**WORK TASK:** Send back every record exactly.

Web page and app entries:
┏━━

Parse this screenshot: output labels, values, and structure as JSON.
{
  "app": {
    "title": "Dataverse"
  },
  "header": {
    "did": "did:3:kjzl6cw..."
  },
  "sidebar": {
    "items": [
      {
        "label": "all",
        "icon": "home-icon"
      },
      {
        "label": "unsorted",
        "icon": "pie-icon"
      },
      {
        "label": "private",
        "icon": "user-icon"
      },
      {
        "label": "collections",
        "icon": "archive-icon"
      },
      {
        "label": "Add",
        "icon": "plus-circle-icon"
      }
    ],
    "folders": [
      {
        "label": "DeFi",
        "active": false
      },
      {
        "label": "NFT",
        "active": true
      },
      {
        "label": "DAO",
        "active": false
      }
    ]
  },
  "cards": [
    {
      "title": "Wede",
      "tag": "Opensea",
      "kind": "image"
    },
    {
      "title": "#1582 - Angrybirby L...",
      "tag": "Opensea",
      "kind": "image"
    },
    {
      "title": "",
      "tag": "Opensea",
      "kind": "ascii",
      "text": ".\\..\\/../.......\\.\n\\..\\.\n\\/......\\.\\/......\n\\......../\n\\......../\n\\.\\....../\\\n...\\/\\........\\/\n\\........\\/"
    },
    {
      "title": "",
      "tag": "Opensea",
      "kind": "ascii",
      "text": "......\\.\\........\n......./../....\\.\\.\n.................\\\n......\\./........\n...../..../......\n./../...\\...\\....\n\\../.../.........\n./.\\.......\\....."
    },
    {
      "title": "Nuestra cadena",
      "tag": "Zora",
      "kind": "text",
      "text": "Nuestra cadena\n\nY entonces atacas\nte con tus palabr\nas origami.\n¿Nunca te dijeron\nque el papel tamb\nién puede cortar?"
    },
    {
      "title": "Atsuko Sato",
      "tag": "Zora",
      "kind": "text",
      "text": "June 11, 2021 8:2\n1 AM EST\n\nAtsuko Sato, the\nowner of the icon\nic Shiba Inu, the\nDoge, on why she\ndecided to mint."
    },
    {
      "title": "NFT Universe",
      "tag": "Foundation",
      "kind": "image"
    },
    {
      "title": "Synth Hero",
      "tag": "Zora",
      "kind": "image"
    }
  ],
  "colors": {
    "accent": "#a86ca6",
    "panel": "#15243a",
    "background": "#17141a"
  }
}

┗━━

**ANSWER TO THIS EXERCISE:**
Parse this screenshot: output labels, values, and structure as JSON.
{
  "app": {
    "title": "Dataverse"
  },
  "header": {
    "did": "did:3:kjzl6cw..."
  },
  "sidebar": {
    "items": [
      {
        "label": "all",
        "icon": "home-icon"
      },
      {
        "label": "unsorted",
        "icon": "pie-icon"
      },
      {
        "label": "private",
        "icon": "user-icon"
      },
      {
        "label": "collections",
        "icon": "archive-icon"
      },
      {
        "label": "Add",
        "icon": "plus-circle-icon"
      }
    ],
    "folders": [
      {
        "label": "DeFi",
        "active": false
      },
      {
        "label": "NFT",
        "active": true
      },
      {
        "label": "DAO",
        "active": false
      }
    ]
  },
  "cards": [
    {
      "title": "Wede",
      "tag": "Opensea",
      "kind": "image"
    },
    {
      "title": "#1582 - Angrybirby L...",
      "tag": "Opensea",
      "kind": "image"
    },
    {
      "title": "",
      "tag": "Opensea",
      "kind": "ascii",
      "text": ".\\..\\/../.......\\.\n\\..\\.\n\\/......\\.\\/......\n\\......../\n\\......../\n\\.\\....../\\\n...\\/\\........\\/\n\\........\\/"
    },
    {
      "title": "",
      "tag": "Opensea",
      "kind": "ascii",
      "text": "......\\.\\........\n......./../....\\.\\.\n.................\\\n......\\./........\n...../..../......\n./../...\\...\\....\n\\../.../.........\n./.\\.......\\....."
    },
    {
      "title": "Nuestra cadena",
      "tag": "Zora",
      "kind": "text",
      "text": "Nuestra cadena\n\nY entonces atacas\nte con tus palabr\nas origami.\n¿Nunca te dijeron\nque el papel tamb\nién puede cortar?"
    },
    {
      "title": "Atsuko Sato",
      "tag": "Zora",
      "kind": "text",
      "text": "June 11, 2021 8:2\n1 AM EST\n\nAtsuko Sato, the\nowner of the icon\nic Shiba Inu, the\nDoge, on why she\ndecided to mint."
    },
    {
      "title": "NFT Universe",
      "tag": "Foundation",
      "kind": "image"
    },
    {
      "title": "Synth Hero",
      "tag": "Zora",
      "kind": "image"
    }
  ],
  "colors": {
    "accent": "#a86ca6",
    "panel": "#15243a",
    "background": "#17141a"
  }
}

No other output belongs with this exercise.